Attendees break down into two or three groups. You’ll have up and comers and newbies to the business of all ages. You’ll also have industry veterans – people “everyone” knows. They may have worked for several vendors and/or market leaders in the industry.

The industry veterans may have created groundbreaking new products, processes or services in your industry. Some of them will be so knowledgeable and so well-networked that they are not only the go to person for anyone who needs an answer, but they’re also right person to offer the backstory on that answer and can give you a list of the subject matter experts who know even more about that particular topic than they do.

These attendees will work at your clients, competitors, partners and prospects. Your trade show strategy needs to consider how your pre-show and post-show marketing communicates with each of these attendee subgroups. Your products and services are often targeted at different expertise levels, sophistication levels, experience and/or business sizes. Your booth’s message and the overall presence you have at the show needs to be crystal clear about communicating in a way that provokes attendees to think to themselves, “Those are exactly the people I need to work with.

Smart attendees come to the show with a plan. They want to meet certain vendors, find certain products, investigate certain services and renew their relationships with existing vendors. Think about how you can help an attendee get the most out of the show. How you do that may differ for clients vs. prospects.

Partners and competitors

Shows give you a unique opportunity to meet partners, improve your network, discuss plans and check up on competitors. Don’t be shy about introducing yourself to the people in your competition’s booth and be pleasant about it. You never know what a conversation will lead to. Even the largest industries boil down to a network of influencers who set the tone and make things happen. You want to know who those people are and you want them to know of you, particularly if you intend to be one of them.

Their booth and overall presence at the show will say a lot of how they’re doing, what they intend to get out of the show and how important the show’s audience is to their business. Study what they’re doing – and what they’re not doing. You might get ideas (or not), but knowing what they’re doing will help you understand what this show means to them.

Email and the phone are great when you have no choice, but face to face discussions with potential and existing partners can be far more productive means of communicating, while building and strengthening the relationships that great partnerships require. Take advantage of the brief face time you have with them.

Run up and follow up

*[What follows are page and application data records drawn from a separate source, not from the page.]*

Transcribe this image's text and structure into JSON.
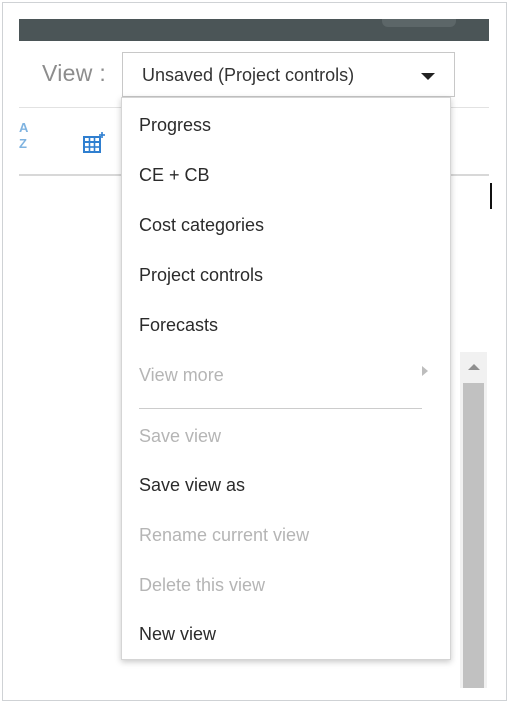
{
  "view_label": "View :",
  "select": {
    "value": "Unsaved (Project controls)"
  },
  "toolbar": {
    "sort_letter_a": "A",
    "sort_letter_z": "Z"
  },
  "menu": {
    "items": [
      {
        "label": "Progress",
        "enabled": true
      },
      {
        "label": "CE + CB",
        "enabled": true
      },
      {
        "label": "Cost categories",
        "enabled": true
      },
      {
        "label": "Project controls",
        "enabled": true
      },
      {
        "label": "Forecasts",
        "enabled": true
      },
      {
        "label": "View more",
        "enabled": false
      },
      {
        "label": "Save view",
        "enabled": false
      },
      {
        "label": "Save view as",
        "enabled": true
      },
      {
        "label": "Rename current view",
        "enabled": false
      },
      {
        "label": "Delete this view",
        "enabled": false
      },
      {
        "label": "New view",
        "enabled": true
      }
    ]
  },
  "colors": {
    "topbar": "#4b5557",
    "accent_icon": "#2f7fd0",
    "disabled_text": "#b5b5b5"
  },
  "icons": [
    "caret-down-icon",
    "sort-az-icon",
    "table-icon",
    "chevron-right-icon",
    "scroll-up-icon"
  ]
}
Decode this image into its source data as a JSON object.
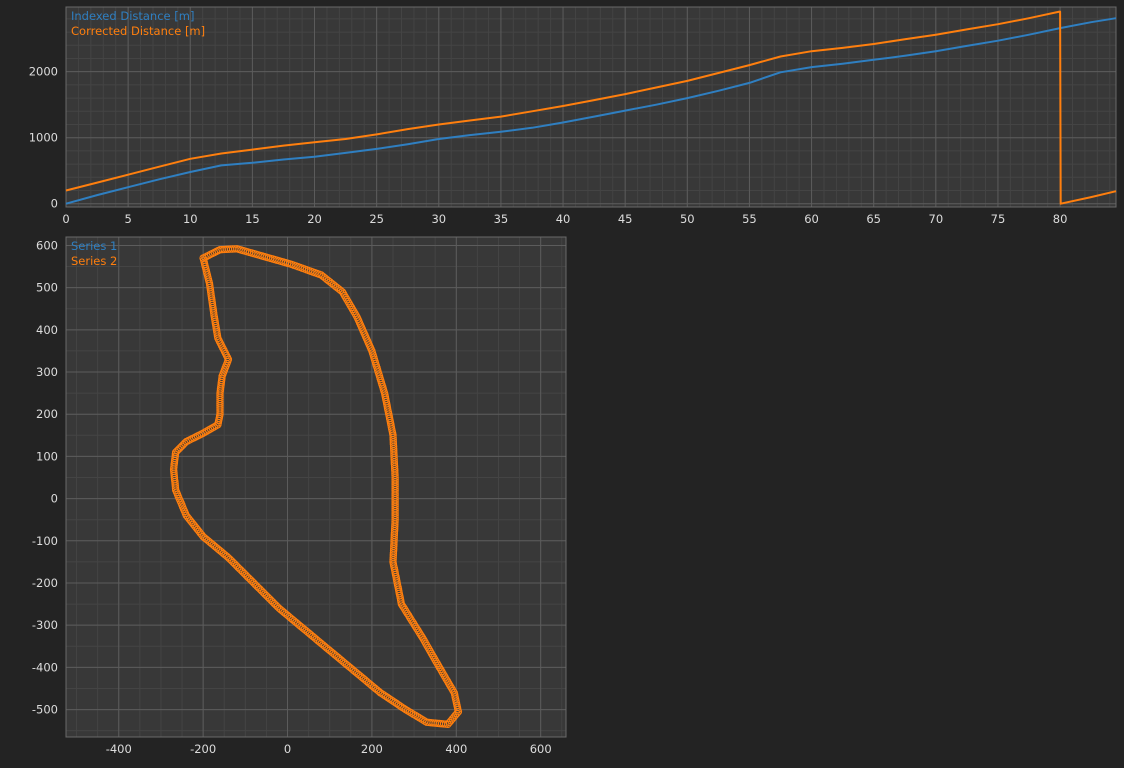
{
  "theme": {
    "background": "#232323",
    "plot_background": "#383838",
    "grid_major": "#5c5c5c",
    "grid_minor": "#444444",
    "text": "#dcdcdc",
    "series_blue": "#2f7fc1",
    "series_orange": "#ff7f0e"
  },
  "chart_data": [
    {
      "type": "line",
      "title": "",
      "xlabel": "",
      "ylabel": "",
      "xlim": [
        0,
        84.5
      ],
      "ylim": [
        -50,
        2980
      ],
      "x_ticks": [
        0,
        5,
        10,
        15,
        20,
        25,
        30,
        35,
        40,
        45,
        50,
        55,
        60,
        65,
        70,
        75,
        80
      ],
      "y_ticks": [
        0,
        1000,
        2000
      ],
      "grid": true,
      "legend": "top-left",
      "series": [
        {
          "name": "Indexed Distance [m]",
          "color": "#2f7fc1",
          "x": [
            0,
            2.5,
            5,
            7.5,
            10,
            12.5,
            15,
            17.5,
            20,
            22.5,
            25,
            27.5,
            30,
            32.5,
            35,
            37.5,
            40,
            42.5,
            45,
            47.5,
            50,
            52.5,
            55,
            57.5,
            60,
            62.5,
            65,
            67.5,
            70,
            72.5,
            75,
            77.5,
            80,
            82.5,
            84.5
          ],
          "y": [
            0,
            130,
            250,
            370,
            480,
            580,
            620,
            670,
            710,
            770,
            830,
            900,
            980,
            1040,
            1090,
            1150,
            1230,
            1320,
            1410,
            1500,
            1600,
            1710,
            1830,
            1990,
            2070,
            2120,
            2180,
            2240,
            2310,
            2390,
            2470,
            2560,
            2660,
            2750,
            2810
          ]
        },
        {
          "name": "Corrected Distance [m]",
          "color": "#ff7f0e",
          "x": [
            0,
            2.5,
            5,
            7.5,
            10,
            12.5,
            15,
            17.5,
            20,
            22.5,
            25,
            27.5,
            30,
            32.5,
            35,
            37.5,
            40,
            42.5,
            45,
            47.5,
            50,
            52.5,
            55,
            57.5,
            60,
            62.5,
            65,
            67.5,
            70,
            72.5,
            75,
            77.5,
            79.95,
            80,
            80.05,
            82.5,
            84.5
          ],
          "y": [
            200,
            320,
            440,
            560,
            680,
            760,
            820,
            880,
            930,
            980,
            1050,
            1130,
            1200,
            1260,
            1320,
            1400,
            1480,
            1570,
            1660,
            1760,
            1860,
            1980,
            2100,
            2230,
            2310,
            2360,
            2420,
            2490,
            2560,
            2640,
            2720,
            2810,
            2910,
            2910,
            0,
            100,
            190
          ]
        }
      ]
    },
    {
      "type": "scatter",
      "title": "",
      "xlabel": "",
      "ylabel": "",
      "xlim": [
        -525,
        660
      ],
      "ylim": [
        -565,
        620
      ],
      "x_ticks": [
        -400,
        -200,
        0,
        200,
        400,
        600
      ],
      "y_ticks": [
        -500,
        -400,
        -300,
        -200,
        -100,
        0,
        100,
        200,
        300,
        400,
        500,
        600
      ],
      "grid": true,
      "legend": "top-left",
      "series": [
        {
          "name": "Series 1",
          "color": "#2f7fc1",
          "points": []
        },
        {
          "name": "Series 2",
          "color": "#ff7f0e",
          "marker": "open-circle",
          "points": [
            [
              -160,
              590
            ],
            [
              -200,
              570
            ],
            [
              -185,
              510
            ],
            [
              -175,
              440
            ],
            [
              -165,
              380
            ],
            [
              -140,
              330
            ],
            [
              -155,
              290
            ],
            [
              -160,
              250
            ],
            [
              -160,
              200
            ],
            [
              -165,
              175
            ],
            [
              -200,
              155
            ],
            [
              -240,
              135
            ],
            [
              -265,
              110
            ],
            [
              -270,
              70
            ],
            [
              -265,
              20
            ],
            [
              -240,
              -40
            ],
            [
              -200,
              -90
            ],
            [
              -140,
              -140
            ],
            [
              -80,
              -200
            ],
            [
              -20,
              -260
            ],
            [
              40,
              -310
            ],
            [
              100,
              -360
            ],
            [
              160,
              -410
            ],
            [
              220,
              -460
            ],
            [
              280,
              -500
            ],
            [
              330,
              -530
            ],
            [
              380,
              -535
            ],
            [
              405,
              -505
            ],
            [
              395,
              -460
            ],
            [
              360,
              -400
            ],
            [
              320,
              -330
            ],
            [
              270,
              -250
            ],
            [
              250,
              -150
            ],
            [
              255,
              -50
            ],
            [
              255,
              50
            ],
            [
              250,
              150
            ],
            [
              230,
              250
            ],
            [
              200,
              350
            ],
            [
              165,
              430
            ],
            [
              130,
              490
            ],
            [
              80,
              530
            ],
            [
              10,
              555
            ],
            [
              -60,
              575
            ],
            [
              -120,
              592
            ],
            [
              -160,
              590
            ]
          ]
        }
      ]
    }
  ]
}
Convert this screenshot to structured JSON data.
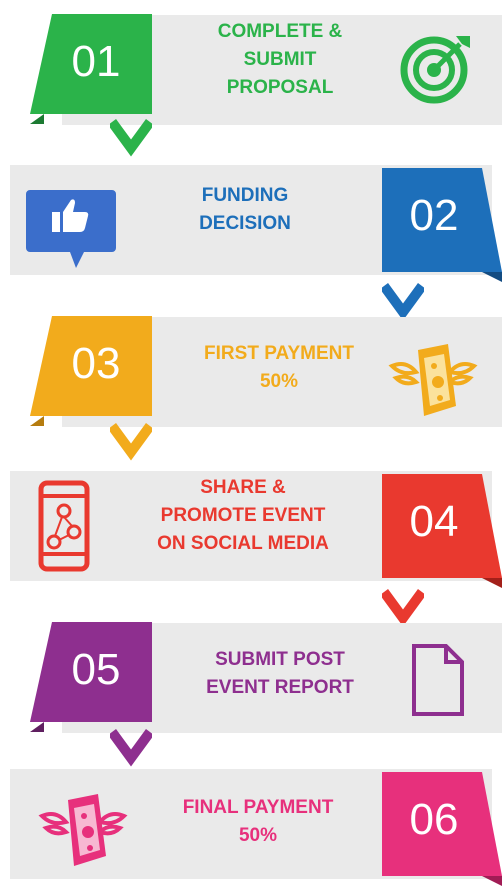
{
  "steps": [
    {
      "number": "01",
      "title": "COMPLETE &\nSUBMIT\nPROPOSAL",
      "color": "#2bb34a",
      "icon": "target-icon"
    },
    {
      "number": "02",
      "title": "FUNDING\nDECISION",
      "color": "#1d6fba",
      "icon": "thumbs-up-icon"
    },
    {
      "number": "03",
      "title": "FIRST PAYMENT\n50%",
      "color": "#f2ab1c",
      "icon": "flying-money-icon"
    },
    {
      "number": "04",
      "title": "SHARE &\nPROMOTE EVENT\nON SOCIAL MEDIA",
      "color": "#e9392f",
      "icon": "social-phone-icon"
    },
    {
      "number": "05",
      "title": "SUBMIT POST\nEVENT REPORT",
      "color": "#8e2f8f",
      "icon": "document-icon"
    },
    {
      "number": "06",
      "title": "FINAL PAYMENT\n50%",
      "color": "#e7307c",
      "icon": "flying-money-icon"
    }
  ]
}
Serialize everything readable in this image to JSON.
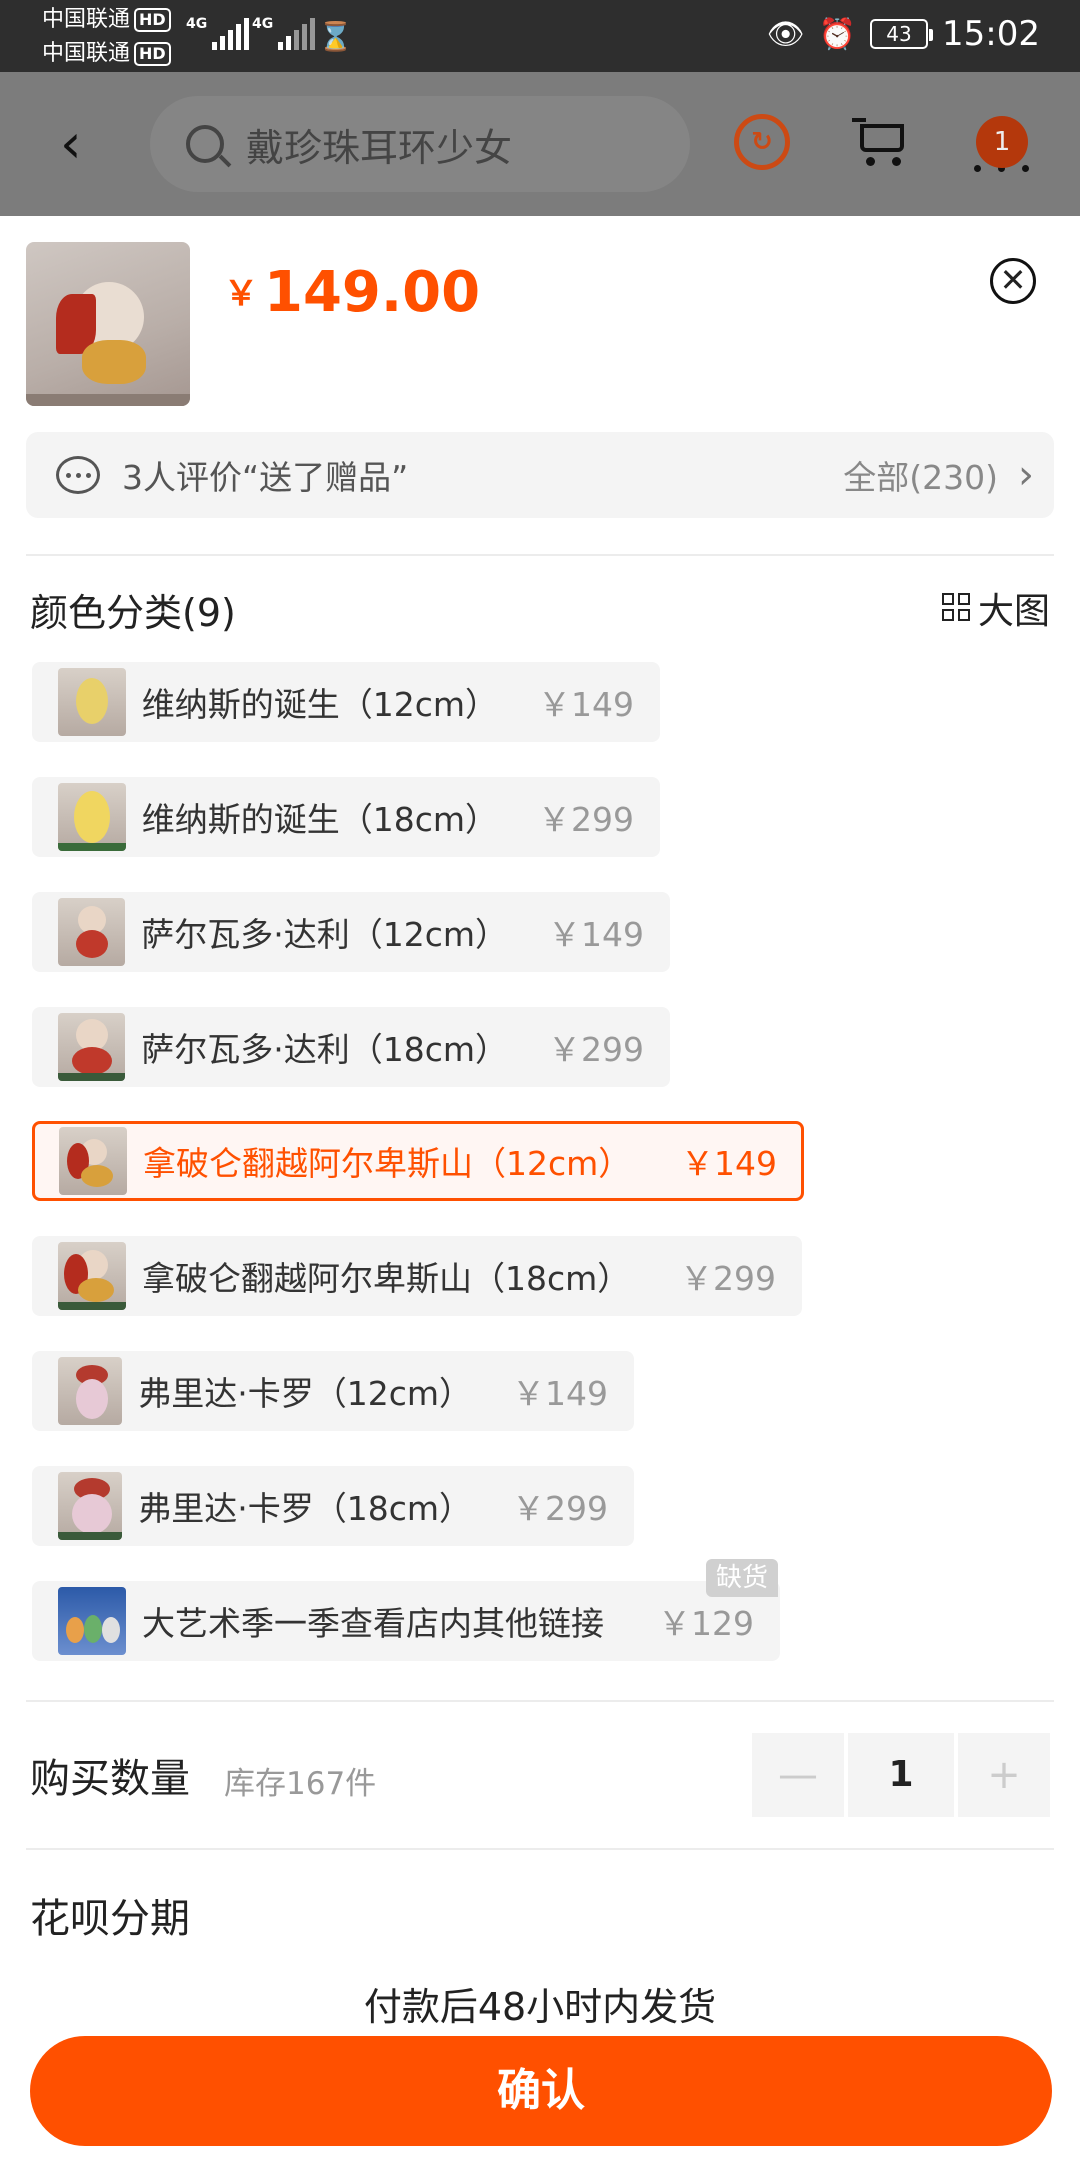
{
  "status_bar": {
    "carrier1": "中国联通",
    "carrier2": "中国联通",
    "hd": "HD",
    "network1": "4G",
    "network2": "4G",
    "battery": "43",
    "time": "15:02"
  },
  "header": {
    "search_text": "戴珍珠耳环少女",
    "cart_badge": "1"
  },
  "product": {
    "currency": "￥",
    "price": "149.00"
  },
  "review": {
    "summary": "3人评价“送了赠品”",
    "all": "全部(230)"
  },
  "category": {
    "title": "颜色分类(9)",
    "big_image": "大图",
    "options": [
      {
        "name": "维纳斯的诞生（12cm）",
        "price": "￥149"
      },
      {
        "name": "维纳斯的诞生（18cm）",
        "price": "￥299"
      },
      {
        "name": "萨尔瓦多·达利（12cm）",
        "price": "￥149"
      },
      {
        "name": "萨尔瓦多·达利（18cm）",
        "price": "￥299"
      },
      {
        "name": "拿破仑翻越阿尔卑斯山（12cm）",
        "price": "￥149"
      },
      {
        "name": "拿破仑翻越阿尔卑斯山（18cm）",
        "price": "￥299"
      },
      {
        "name": "弗里达·卡罗（12cm）",
        "price": "￥149"
      },
      {
        "name": "弗里达·卡罗（18cm）",
        "price": "￥299"
      },
      {
        "name": "大艺术季一季查看店内其他链接",
        "price": "￥129",
        "badge": "缺货"
      }
    ],
    "selected_index": 4
  },
  "quantity": {
    "label": "购买数量",
    "stock": "库存167件",
    "value": "1",
    "minus": "—",
    "plus": "+"
  },
  "installment": {
    "label": "花呗分期"
  },
  "shipping": {
    "text": "付款后48小时内发货"
  },
  "confirm": {
    "label": "确认"
  },
  "colors": {
    "accent": "#ff5000",
    "header_dim": "#7c7c7c"
  }
}
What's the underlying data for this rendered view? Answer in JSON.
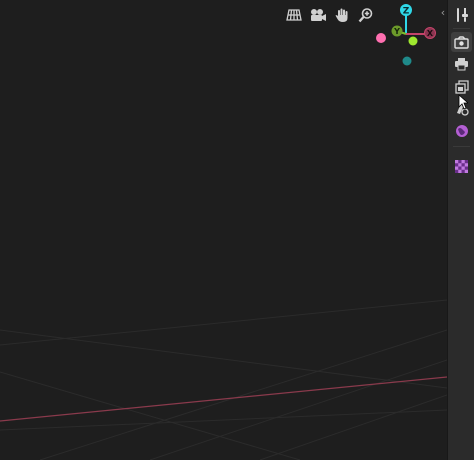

One of the biggest differences between companies that leverage their appearance at a trade show and those who don’t is what they do before and after the show.

Today’s shows either seem to be growing or shrinking. How will they find you? How will they recognize your booth from the other end of the aisle? Why should they make the effort to attend a shrinking, but still-important show? What important client-only events should they attend?

Your communications prior to the show should help them not only be a better attendee, but also help them learn and plan how to make the most of the resources your business will be offering at the show.

Will your experts be there? Trying to get some private time in a busy booth to discuss a client’s not-so-public projects doesn’t work too well. Give them time to set appointments in advance in non show floor time where possible.

We’ve only scraped the surface of what you need to think about when planning a strategic trade show appearance, but this is where you start.